• WORK ORDER: In full and word for word, print the data below.

• EXERCISE INPUT:

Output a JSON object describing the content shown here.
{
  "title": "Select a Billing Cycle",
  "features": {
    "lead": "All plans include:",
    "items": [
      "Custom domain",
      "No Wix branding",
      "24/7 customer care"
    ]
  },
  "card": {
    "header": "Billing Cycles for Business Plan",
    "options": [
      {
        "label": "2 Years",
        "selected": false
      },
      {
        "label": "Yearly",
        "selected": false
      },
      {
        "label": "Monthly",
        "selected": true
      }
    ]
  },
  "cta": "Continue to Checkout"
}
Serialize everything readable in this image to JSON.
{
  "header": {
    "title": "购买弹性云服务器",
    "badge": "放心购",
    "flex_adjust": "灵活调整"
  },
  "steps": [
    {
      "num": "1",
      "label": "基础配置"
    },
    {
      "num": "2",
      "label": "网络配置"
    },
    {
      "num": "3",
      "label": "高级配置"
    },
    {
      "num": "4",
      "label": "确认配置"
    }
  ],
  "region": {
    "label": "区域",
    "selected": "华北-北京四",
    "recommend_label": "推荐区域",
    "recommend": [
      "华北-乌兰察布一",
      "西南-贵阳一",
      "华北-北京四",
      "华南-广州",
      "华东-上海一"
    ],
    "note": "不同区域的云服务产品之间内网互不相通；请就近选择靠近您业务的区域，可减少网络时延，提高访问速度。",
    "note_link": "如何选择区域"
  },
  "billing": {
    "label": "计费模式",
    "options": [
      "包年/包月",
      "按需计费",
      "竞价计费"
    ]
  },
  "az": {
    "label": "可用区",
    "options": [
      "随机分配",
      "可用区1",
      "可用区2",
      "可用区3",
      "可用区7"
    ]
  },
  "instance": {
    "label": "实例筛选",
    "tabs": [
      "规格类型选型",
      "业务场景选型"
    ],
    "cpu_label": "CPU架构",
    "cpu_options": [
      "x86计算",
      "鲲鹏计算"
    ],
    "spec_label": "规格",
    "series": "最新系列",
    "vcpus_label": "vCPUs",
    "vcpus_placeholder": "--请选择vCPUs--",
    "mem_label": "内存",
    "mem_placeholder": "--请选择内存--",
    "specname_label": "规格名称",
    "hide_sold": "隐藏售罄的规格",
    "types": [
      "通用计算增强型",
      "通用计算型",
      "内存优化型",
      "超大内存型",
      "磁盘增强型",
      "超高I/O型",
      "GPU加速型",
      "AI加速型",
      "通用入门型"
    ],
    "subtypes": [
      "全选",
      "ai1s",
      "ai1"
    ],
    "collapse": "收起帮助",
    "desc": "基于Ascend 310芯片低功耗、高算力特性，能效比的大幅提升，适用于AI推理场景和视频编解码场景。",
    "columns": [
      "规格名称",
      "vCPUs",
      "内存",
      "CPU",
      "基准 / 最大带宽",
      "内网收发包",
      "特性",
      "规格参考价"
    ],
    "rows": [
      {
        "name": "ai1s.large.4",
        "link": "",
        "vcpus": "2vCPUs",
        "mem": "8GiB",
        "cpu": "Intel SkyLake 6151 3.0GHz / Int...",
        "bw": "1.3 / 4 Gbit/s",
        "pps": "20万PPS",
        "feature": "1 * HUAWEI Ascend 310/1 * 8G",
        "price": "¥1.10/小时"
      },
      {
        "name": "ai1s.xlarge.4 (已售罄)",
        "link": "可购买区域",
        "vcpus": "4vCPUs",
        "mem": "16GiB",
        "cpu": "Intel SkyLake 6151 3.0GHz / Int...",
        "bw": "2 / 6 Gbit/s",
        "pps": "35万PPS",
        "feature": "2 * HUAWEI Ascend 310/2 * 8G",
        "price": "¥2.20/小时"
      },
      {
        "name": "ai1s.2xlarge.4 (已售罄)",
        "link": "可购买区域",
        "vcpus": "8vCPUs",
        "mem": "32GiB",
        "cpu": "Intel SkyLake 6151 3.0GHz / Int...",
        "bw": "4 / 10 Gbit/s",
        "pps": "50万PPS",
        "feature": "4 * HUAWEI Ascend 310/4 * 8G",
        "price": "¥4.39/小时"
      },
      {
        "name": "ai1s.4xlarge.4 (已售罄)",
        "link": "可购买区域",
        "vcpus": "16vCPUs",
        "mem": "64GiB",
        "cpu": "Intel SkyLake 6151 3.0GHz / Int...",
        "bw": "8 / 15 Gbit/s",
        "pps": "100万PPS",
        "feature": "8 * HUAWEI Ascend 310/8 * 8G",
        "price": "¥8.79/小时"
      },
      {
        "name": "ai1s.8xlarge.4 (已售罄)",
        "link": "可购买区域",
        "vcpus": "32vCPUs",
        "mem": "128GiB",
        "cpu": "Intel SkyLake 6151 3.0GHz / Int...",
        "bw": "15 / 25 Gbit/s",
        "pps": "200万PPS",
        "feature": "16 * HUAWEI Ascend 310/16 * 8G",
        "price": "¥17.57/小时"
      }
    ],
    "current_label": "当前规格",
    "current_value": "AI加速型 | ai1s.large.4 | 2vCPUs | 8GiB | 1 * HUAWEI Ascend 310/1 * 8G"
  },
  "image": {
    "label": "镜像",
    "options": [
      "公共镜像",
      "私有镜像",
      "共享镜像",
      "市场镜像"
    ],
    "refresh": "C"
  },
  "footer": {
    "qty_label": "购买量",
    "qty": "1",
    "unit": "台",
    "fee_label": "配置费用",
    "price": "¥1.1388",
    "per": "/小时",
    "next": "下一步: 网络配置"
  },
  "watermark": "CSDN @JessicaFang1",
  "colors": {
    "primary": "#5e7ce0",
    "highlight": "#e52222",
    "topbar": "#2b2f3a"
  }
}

• ANSWER TO THE PROBLEM:
Output a JSON object describing the content shown here.
{
  "title": "Select a Billing Cycle",
  "features": {
    "lead": "All plans include:",
    "items": [
      "Custom domain",
      "No Wix branding",
      "24/7 customer care"
    ]
  },
  "card": {
    "header": "Billing Cycles for Business Plan",
    "options": [
      {
        "label": "2 Years",
        "selected": false
      },
      {
        "label": "Yearly",
        "selected": false
      },
      {
        "label": "Monthly",
        "selected": true
      }
    ]
  },
  "cta": "Continue to Checkout"
}
Serialize everything readable in this image to JSON.
{
  "header": {
    "title": "购买弹性云服务器",
    "badge": "放心购",
    "flex_adjust": "灵活调整"
  },
  "steps": [
    {
      "num": "1",
      "label": "基础配置"
    },
    {
      "num": "2",
      "label": "网络配置"
    },
    {
      "num": "3",
      "label": "高级配置"
    },
    {
      "num": "4",
      "label": "确认配置"
    }
  ],
  "region": {
    "label": "区域",
    "selected": "华北-北京四",
    "recommend_label": "推荐区域",
    "recommend": [
      "华北-乌兰察布一",
      "西南-贵阳一",
      "华北-北京四",
      "华南-广州",
      "华东-上海一"
    ],
    "note": "不同区域的云服务产品之间内网互不相通；请就近选择靠近您业务的区域，可减少网络时延，提高访问速度。",
    "note_link": "如何选择区域"
  },
  "billing": {
    "label": "计费模式",
    "options": [
      "包年/包月",
      "按需计费",
      "竞价计费"
    ]
  },
  "az": {
    "label": "可用区",
    "options": [
      "随机分配",
      "可用区1",
      "可用区2",
      "可用区3",
      "可用区7"
    ]
  },
  "instance": {
    "label": "实例筛选",
    "tabs": [
      "规格类型选型",
      "业务场景选型"
    ],
    "cpu_label": "CPU架构",
    "cpu_options": [
      "x86计算",
      "鲲鹏计算"
    ],
    "spec_label": "规格",
    "series": "最新系列",
    "vcpus_label": "vCPUs",
    "vcpus_placeholder": "--请选择vCPUs--",
    "mem_label": "内存",
    "mem_placeholder": "--请选择内存--",
    "specname_label": "规格名称",
    "hide_sold": "隐藏售罄的规格",
    "types": [
      "通用计算增强型",
      "通用计算型",
      "内存优化型",
      "超大内存型",
      "磁盘增强型",
      "超高I/O型",
      "GPU加速型",
      "AI加速型",
      "通用入门型"
    ],
    "subtypes": [
      "全选",
      "ai1s",
      "ai1"
    ],
    "collapse": "收起帮助",
    "desc": "基于Ascend 310芯片低功耗、高算力特性，能效比的大幅提升，适用于AI推理场景和视频编解码场景。",
    "columns": [
      "规格名称",
      "vCPUs",
      "内存",
      "CPU",
      "基准 / 最大带宽",
      "内网收发包",
      "特性",
      "规格参考价"
    ],
    "rows": [
      {
        "name": "ai1s.large.4",
        "link": "",
        "vcpus": "2vCPUs",
        "mem": "8GiB",
        "cpu": "Intel SkyLake 6151 3.0GHz / Int...",
        "bw": "1.3 / 4 Gbit/s",
        "pps": "20万PPS",
        "feature": "1 * HUAWEI Ascend 310/1 * 8G",
        "price": "¥1.10/小时"
      },
      {
        "name": "ai1s.xlarge.4 (已售罄)",
        "link": "可购买区域",
        "vcpus": "4vCPUs",
        "mem": "16GiB",
        "cpu": "Intel SkyLake 6151 3.0GHz / Int...",
        "bw": "2 / 6 Gbit/s",
        "pps": "35万PPS",
        "feature": "2 * HUAWEI Ascend 310/2 * 8G",
        "price": "¥2.20/小时"
      },
      {
        "name": "ai1s.2xlarge.4 (已售罄)",
        "link": "可购买区域",
        "vcpus": "8vCPUs",
        "mem": "32GiB",
        "cpu": "Intel SkyLake 6151 3.0GHz / Int...",
        "bw": "4 / 10 Gbit/s",
        "pps": "50万PPS",
        "feature": "4 * HUAWEI Ascend 310/4 * 8G",
        "price": "¥4.39/小时"
      },
      {
        "name": "ai1s.4xlarge.4 (已售罄)",
        "link": "可购买区域",
        "vcpus": "16vCPUs",
        "mem": "64GiB",
        "cpu": "Intel SkyLake 6151 3.0GHz / Int...",
        "bw": "8 / 15 Gbit/s",
        "pps": "100万PPS",
        "feature": "8 * HUAWEI Ascend 310/8 * 8G",
        "price": "¥8.79/小时"
      },
      {
        "name": "ai1s.8xlarge.4 (已售罄)",
        "link": "可购买区域",
        "vcpus": "32vCPUs",
        "mem": "128GiB",
        "cpu": "Intel SkyLake 6151 3.0GHz / Int...",
        "bw": "15 / 25 Gbit/s",
        "pps": "200万PPS",
        "feature": "16 * HUAWEI Ascend 310/16 * 8G",
        "price": "¥17.57/小时"
      }
    ],
    "current_label": "当前规格",
    "current_value": "AI加速型 | ai1s.large.4 | 2vCPUs | 8GiB | 1 * HUAWEI Ascend 310/1 * 8G"
  },
  "image": {
    "label": "镜像",
    "options": [
      "公共镜像",
      "私有镜像",
      "共享镜像",
      "市场镜像"
    ],
    "refresh": "C"
  },
  "footer": {
    "qty_label": "购买量",
    "qty": "1",
    "unit": "台",
    "fee_label": "配置费用",
    "price": "¥1.1388",
    "per": "/小时",
    "next": "下一步: 网络配置"
  },
  "watermark": "CSDN @JessicaFang1",
  "colors": {
    "primary": "#5e7ce0",
    "highlight": "#e52222",
    "topbar": "#2b2f3a"
  }
}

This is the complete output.